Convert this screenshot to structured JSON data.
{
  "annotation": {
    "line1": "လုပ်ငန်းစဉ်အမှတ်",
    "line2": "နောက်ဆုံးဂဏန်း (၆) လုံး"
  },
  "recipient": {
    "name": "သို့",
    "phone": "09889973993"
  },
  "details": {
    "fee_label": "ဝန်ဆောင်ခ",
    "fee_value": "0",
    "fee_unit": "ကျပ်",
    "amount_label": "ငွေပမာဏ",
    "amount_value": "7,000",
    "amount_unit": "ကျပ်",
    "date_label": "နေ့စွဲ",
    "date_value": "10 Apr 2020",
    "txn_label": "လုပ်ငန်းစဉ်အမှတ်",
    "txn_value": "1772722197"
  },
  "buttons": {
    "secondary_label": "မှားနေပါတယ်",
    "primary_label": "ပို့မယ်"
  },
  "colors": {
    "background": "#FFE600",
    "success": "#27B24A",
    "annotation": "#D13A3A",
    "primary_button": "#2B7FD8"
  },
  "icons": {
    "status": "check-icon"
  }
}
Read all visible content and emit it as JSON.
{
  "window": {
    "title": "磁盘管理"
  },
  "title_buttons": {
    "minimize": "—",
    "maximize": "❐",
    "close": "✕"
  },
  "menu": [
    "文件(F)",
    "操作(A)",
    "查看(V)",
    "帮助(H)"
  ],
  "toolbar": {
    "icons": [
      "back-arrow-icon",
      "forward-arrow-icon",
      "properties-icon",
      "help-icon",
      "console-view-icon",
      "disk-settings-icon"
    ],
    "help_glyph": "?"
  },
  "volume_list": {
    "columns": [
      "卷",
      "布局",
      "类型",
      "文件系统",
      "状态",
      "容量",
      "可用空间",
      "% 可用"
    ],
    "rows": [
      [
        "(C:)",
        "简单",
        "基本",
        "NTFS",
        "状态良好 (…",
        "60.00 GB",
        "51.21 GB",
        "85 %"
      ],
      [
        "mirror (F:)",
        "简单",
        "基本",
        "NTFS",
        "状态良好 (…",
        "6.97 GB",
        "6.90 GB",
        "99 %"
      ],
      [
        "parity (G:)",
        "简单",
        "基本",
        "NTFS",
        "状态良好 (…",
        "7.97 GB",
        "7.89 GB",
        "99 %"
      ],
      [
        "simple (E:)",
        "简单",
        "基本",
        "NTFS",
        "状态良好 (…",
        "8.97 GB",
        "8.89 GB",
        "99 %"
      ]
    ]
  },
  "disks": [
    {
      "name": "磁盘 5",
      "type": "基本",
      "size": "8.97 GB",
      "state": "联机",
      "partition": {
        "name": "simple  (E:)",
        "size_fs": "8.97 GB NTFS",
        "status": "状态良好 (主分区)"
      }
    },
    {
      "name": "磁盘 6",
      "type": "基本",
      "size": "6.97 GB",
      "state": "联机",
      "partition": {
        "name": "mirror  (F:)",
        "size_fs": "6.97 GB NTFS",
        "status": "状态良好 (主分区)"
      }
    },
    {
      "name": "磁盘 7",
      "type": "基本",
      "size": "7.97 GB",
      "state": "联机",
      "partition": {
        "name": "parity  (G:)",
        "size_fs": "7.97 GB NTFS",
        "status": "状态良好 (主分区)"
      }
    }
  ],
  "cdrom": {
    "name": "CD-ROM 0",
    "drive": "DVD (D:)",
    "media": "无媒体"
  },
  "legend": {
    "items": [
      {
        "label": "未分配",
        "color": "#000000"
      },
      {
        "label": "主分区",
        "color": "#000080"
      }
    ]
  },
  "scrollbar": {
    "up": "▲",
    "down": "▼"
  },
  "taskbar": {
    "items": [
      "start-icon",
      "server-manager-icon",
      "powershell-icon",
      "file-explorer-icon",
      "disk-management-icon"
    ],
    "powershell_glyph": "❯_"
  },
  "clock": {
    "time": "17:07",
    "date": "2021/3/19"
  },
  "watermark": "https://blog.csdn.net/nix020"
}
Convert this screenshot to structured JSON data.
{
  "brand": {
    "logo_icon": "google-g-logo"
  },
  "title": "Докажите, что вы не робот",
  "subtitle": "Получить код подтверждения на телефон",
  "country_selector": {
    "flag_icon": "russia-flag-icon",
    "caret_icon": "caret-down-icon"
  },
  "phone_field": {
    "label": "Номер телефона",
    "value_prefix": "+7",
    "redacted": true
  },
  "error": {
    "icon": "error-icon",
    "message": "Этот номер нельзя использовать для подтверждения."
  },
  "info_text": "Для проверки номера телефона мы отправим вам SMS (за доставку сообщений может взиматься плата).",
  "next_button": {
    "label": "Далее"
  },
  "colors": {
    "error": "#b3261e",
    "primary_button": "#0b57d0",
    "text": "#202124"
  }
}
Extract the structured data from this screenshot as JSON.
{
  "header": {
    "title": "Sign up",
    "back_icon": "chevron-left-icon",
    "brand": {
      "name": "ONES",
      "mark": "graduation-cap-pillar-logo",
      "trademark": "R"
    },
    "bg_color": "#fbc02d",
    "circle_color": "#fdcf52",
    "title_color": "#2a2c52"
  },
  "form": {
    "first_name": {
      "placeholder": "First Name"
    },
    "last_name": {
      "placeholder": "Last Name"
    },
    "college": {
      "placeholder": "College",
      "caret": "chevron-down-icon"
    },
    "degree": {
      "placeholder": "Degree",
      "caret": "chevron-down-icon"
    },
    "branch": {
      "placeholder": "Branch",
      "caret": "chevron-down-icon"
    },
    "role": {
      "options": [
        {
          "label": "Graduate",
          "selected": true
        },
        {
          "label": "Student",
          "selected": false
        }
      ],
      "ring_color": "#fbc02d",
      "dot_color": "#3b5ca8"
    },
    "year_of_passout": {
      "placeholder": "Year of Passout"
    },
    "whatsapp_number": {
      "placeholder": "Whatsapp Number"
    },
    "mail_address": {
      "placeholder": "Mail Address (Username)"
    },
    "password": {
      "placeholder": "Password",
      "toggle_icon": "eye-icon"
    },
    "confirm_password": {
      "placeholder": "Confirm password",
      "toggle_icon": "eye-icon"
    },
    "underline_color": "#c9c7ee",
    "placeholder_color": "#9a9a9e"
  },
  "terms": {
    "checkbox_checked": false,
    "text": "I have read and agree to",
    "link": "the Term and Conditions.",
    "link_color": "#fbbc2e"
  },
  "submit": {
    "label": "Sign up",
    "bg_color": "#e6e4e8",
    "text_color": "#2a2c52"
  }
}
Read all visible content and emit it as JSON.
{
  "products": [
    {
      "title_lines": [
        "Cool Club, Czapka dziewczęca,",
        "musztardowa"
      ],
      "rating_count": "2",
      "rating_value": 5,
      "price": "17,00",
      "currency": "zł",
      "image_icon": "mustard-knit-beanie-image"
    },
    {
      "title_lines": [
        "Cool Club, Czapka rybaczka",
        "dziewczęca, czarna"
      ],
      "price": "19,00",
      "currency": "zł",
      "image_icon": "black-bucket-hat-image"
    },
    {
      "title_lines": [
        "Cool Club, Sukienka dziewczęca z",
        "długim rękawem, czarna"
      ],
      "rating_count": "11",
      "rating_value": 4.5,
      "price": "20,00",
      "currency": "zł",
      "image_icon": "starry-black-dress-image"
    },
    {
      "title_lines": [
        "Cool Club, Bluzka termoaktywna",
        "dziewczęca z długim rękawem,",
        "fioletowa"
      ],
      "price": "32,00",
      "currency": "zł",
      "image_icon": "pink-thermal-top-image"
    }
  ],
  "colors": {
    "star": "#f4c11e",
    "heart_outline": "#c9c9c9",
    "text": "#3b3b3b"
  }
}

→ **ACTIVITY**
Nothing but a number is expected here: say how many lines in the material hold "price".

→ **ANSWER TO THE PROBLEM**
4